▶ **Aim of the task**: Exact duplicates of all entries are needed.
┌────────
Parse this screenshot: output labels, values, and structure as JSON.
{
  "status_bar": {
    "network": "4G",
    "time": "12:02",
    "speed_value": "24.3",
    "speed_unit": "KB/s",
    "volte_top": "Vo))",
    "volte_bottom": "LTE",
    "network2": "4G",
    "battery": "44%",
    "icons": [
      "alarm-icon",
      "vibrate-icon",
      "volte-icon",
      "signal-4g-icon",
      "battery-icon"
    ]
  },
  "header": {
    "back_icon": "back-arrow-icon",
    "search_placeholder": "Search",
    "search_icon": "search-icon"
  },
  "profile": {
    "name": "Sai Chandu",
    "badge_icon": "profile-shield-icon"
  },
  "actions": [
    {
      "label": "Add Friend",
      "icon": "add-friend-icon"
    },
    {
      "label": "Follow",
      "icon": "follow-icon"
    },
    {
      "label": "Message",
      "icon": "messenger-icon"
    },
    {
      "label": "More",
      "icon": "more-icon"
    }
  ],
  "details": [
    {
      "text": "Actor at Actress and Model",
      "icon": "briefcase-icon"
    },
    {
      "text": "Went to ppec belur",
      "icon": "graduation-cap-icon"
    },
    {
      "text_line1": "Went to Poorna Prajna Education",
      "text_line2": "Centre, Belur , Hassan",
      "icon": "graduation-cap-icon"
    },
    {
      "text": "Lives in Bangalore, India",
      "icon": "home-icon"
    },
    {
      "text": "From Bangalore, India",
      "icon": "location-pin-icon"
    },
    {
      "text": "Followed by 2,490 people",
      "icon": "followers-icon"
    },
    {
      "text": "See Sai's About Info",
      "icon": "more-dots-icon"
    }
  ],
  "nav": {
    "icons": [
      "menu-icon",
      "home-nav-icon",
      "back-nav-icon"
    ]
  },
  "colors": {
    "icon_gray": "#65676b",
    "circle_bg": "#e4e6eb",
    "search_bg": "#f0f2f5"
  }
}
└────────
▶ **Exercise result**:
Parse this screenshot: output labels, values, and structure as JSON.
{
  "status_bar": {
    "network": "4G",
    "time": "12:02",
    "speed_value": "24.3",
    "speed_unit": "KB/s",
    "volte_top": "Vo))",
    "volte_bottom": "LTE",
    "network2": "4G",
    "battery": "44%",
    "icons": [
      "alarm-icon",
      "vibrate-icon",
      "volte-icon",
      "signal-4g-icon",
      "battery-icon"
    ]
  },
  "header": {
    "back_icon": "back-arrow-icon",
    "search_placeholder": "Search",
    "search_icon": "search-icon"
  },
  "profile": {
    "name": "Sai Chandu",
    "badge_icon": "profile-shield-icon"
  },
  "actions": [
    {
      "label": "Add Friend",
      "icon": "add-friend-icon"
    },
    {
      "label": "Follow",
      "icon": "follow-icon"
    },
    {
      "label": "Message",
      "icon": "messenger-icon"
    },
    {
      "label": "More",
      "icon": "more-icon"
    }
  ],
  "details": [
    {
      "text": "Actor at Actress and Model",
      "icon": "briefcase-icon"
    },
    {
      "text": "Went to ppec belur",
      "icon": "graduation-cap-icon"
    },
    {
      "text_line1": "Went to Poorna Prajna Education",
      "text_line2": "Centre, Belur , Hassan",
      "icon": "graduation-cap-icon"
    },
    {
      "text": "Lives in Bangalore, India",
      "icon": "home-icon"
    },
    {
      "text": "From Bangalore, India",
      "icon": "location-pin-icon"
    },
    {
      "text": "Followed by 2,490 people",
      "icon": "followers-icon"
    },
    {
      "text": "See Sai's About Info",
      "icon": "more-dots-icon"
    }
  ],
  "nav": {
    "icons": [
      "menu-icon",
      "home-nav-icon",
      "back-nav-icon"
    ]
  },
  "colors": {
    "icon_gray": "#65676b",
    "circle_bg": "#e4e6eb",
    "search_bg": "#f0f2f5"
  }
}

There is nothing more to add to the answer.